For Japan, from whom the United States imports approximately 5 percent of its steel, Trump’s announcement is another point of frustration; it suggests that his overtures towards trade liberalization (just last week Treasury Secretary Steve Mnuchin offered positive signals towards a possible U.S. return to the Trans-Pacific Partnership) are inevitably coupled with Victorian Era protectionism. Japan’s government has taken a cautious approach so far, saying that it will review what happens and raise the issue with Trump, which is probably the best it can do given the narrow path it finds itself upon. As Yoichi Funibashi pointed out, one of Japan’s goals in its push to maintain the liberal rules-based order in East Asia is to keep the United States tied into the region. That goal becomes much more difficult when the United States itself is the primary source of the headwinds that the liberal order is facing.
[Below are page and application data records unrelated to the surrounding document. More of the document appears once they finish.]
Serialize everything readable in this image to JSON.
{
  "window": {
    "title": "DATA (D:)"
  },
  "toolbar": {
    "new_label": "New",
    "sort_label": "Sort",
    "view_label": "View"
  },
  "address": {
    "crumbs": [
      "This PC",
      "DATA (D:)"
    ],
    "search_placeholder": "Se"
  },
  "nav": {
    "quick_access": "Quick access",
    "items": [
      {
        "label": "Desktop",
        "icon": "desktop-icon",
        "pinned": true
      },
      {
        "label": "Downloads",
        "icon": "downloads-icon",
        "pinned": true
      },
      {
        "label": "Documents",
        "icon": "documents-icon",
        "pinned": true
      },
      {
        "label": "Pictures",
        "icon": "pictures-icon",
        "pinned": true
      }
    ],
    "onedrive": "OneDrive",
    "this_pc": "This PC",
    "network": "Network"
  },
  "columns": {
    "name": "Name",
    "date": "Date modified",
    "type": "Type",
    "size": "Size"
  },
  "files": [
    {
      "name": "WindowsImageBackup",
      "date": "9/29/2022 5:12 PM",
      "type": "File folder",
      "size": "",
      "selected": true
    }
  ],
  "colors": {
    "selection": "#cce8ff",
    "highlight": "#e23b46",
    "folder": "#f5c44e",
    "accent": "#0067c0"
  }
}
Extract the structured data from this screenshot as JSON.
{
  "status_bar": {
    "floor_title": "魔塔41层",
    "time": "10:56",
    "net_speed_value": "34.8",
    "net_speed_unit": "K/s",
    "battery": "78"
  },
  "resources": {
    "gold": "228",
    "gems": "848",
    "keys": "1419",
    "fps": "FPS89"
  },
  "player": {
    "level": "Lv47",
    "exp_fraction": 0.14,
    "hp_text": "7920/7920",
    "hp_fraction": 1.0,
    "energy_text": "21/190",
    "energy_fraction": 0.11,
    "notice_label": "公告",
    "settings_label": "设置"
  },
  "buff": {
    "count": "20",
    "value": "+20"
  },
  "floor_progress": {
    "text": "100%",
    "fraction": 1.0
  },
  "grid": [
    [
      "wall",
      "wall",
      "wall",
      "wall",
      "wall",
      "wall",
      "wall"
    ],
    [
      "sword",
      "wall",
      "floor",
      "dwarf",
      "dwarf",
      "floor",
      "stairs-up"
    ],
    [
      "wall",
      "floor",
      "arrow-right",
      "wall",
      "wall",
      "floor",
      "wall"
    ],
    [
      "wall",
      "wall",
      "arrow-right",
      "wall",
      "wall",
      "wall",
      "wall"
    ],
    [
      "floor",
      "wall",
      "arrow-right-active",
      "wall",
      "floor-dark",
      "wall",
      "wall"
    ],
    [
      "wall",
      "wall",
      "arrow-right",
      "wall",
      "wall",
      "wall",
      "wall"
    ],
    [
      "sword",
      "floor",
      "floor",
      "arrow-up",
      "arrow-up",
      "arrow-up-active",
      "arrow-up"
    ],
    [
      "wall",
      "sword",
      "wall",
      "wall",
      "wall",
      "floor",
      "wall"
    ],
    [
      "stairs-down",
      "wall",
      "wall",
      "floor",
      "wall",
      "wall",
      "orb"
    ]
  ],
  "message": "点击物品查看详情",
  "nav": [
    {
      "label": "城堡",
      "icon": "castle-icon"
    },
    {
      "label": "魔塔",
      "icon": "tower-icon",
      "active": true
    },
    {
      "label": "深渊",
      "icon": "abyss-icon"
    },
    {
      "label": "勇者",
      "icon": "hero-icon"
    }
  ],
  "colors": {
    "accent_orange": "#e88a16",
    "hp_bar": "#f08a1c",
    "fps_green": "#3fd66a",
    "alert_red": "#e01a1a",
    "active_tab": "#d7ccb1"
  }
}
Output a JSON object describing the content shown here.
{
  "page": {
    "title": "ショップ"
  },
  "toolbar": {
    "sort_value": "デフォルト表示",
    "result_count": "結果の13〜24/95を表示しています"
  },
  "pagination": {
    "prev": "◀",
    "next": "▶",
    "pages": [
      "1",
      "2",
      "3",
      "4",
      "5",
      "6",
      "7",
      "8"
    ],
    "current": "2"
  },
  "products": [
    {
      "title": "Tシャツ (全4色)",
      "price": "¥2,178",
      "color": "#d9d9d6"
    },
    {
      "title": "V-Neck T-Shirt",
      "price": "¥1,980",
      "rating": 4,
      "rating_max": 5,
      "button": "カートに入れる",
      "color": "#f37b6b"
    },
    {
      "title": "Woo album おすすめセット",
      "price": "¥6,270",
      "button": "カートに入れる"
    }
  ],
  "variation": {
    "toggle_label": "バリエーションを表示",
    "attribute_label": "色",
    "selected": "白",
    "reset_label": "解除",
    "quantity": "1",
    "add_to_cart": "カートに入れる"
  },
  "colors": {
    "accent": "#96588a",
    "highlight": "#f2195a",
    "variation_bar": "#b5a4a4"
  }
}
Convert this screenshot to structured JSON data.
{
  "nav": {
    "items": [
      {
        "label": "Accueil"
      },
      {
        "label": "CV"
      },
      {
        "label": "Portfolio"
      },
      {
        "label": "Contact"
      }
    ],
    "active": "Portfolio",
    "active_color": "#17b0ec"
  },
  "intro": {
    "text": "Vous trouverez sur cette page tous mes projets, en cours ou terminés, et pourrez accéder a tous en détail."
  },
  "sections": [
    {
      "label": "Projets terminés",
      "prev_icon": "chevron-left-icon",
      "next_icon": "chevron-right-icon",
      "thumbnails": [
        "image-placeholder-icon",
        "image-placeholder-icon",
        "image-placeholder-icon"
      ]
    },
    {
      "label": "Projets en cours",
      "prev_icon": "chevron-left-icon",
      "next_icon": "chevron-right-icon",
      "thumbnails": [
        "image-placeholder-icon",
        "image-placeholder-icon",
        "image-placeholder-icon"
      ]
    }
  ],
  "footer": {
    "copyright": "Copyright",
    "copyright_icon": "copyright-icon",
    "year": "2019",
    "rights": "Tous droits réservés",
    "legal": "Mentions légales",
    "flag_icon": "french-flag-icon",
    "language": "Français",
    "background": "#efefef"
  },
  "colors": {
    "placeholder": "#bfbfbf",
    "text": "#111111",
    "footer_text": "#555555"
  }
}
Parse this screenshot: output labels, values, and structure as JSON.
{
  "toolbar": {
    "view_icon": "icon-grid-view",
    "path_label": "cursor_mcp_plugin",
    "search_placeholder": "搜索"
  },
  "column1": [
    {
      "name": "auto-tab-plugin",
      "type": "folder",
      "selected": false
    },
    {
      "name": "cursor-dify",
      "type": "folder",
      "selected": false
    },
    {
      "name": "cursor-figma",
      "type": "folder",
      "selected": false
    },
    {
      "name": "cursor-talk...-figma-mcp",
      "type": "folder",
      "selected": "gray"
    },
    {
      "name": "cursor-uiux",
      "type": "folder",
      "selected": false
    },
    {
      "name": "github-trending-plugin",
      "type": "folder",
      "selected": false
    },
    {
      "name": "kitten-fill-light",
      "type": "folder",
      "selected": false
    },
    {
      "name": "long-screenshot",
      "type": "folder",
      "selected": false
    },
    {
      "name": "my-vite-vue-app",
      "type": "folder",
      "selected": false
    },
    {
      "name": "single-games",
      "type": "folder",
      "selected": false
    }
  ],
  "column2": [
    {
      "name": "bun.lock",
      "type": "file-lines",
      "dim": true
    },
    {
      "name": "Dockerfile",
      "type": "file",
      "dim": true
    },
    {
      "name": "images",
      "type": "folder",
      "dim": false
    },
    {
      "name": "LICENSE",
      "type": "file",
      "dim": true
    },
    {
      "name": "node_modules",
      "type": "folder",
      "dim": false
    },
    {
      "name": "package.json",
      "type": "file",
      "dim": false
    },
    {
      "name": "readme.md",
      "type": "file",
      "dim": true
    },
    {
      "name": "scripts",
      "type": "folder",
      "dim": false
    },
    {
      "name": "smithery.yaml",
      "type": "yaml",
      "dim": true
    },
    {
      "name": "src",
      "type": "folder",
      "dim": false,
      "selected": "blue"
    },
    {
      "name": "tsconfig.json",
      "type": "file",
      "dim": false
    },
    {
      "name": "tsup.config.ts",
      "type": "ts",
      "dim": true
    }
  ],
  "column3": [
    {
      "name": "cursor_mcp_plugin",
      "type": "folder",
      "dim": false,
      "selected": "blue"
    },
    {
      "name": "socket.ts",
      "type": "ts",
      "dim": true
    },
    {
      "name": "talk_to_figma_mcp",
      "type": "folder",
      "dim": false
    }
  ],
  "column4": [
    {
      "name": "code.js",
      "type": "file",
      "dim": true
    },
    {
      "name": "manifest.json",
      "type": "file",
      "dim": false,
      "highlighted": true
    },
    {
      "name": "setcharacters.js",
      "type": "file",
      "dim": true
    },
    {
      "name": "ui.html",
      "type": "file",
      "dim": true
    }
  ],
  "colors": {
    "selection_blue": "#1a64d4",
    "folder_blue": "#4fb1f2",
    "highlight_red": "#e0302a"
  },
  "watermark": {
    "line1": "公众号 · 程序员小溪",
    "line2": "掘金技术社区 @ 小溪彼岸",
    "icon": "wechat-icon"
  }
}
If Prime Minister Abe wants to expend some of the capital that he has built up in his personal relationship with Trump, then finding a way to join Japan’s efforts to advance the liberal order with Trump’s concerns about steel production is an ideal place to start. Chinese steel overproduction is not simply an American problem but a global one – indeed, many speculate that one of China’s reasons for pursuing its One Belt/One Road project is find an outlet for its excess steel. With luck, Japan could convince the Trump administration – with help from congressional Republicans who are against the tariff – that a global agreement to reduce steel production to manageable levels has better odds of success than a flame-thrower tariff.
The obvious problem with this scenario is that the Trump administration is fundamentally averse to multilateral agreements, not to mention that it will be more difficult to get Trump to step back from the brink with each passing tweet. The time to pursue such a strategy was when the section 232 report was being prepared; now, the best strategy for Japan may be to simply secure an exemption.
Japan finds itself in an odd place with its closest ally – the two countries are almost working at cross purposes in their respective international economic strategies, with Japan trying to save what’s left of the rules-based order in Asia and the United States embracing a philosophy of American economic exceptionalism. The underlying preferences and biases of each have not been more different since the end of World War II – if Peter Navarro and Wilbur Ross meet with their Japanese counterparts in the Prime Minister’s Office, it is hard to imagine what they would agree on. Both would probably leave the meeting going their own way, and both would be weaker for it. That’s the problem with exceptionalism – it overestimates capabilities and underestimates the need for cooperation.
Trump’s tariff is the equivalent of using a chainsaw for a haircut. What’s most disturbing of all is that the Trump administration seems to think they’re being clever.
Paul Nadeau is a project researcher at the University of Tokyo's Institute for Future Initiatives, an adjunct professor at Temple University's Japan campus, and an adjunct fellow with the Scholl Chair in International Business at the Center for Strategic and International Studies (CSIS). He was previously a private secretary with the Japanese Diet and as a member of the foreign affairs and trade staff of Senator Olympia Snowe. He holds a B.A. from the George Washington University, an M.A. in law and diplomacy from the Fletcher School at Tufts University, and a PhD from the University of Tokyo's Graduate School of Public Policy. He should be general manager of the Montreal Canadiens.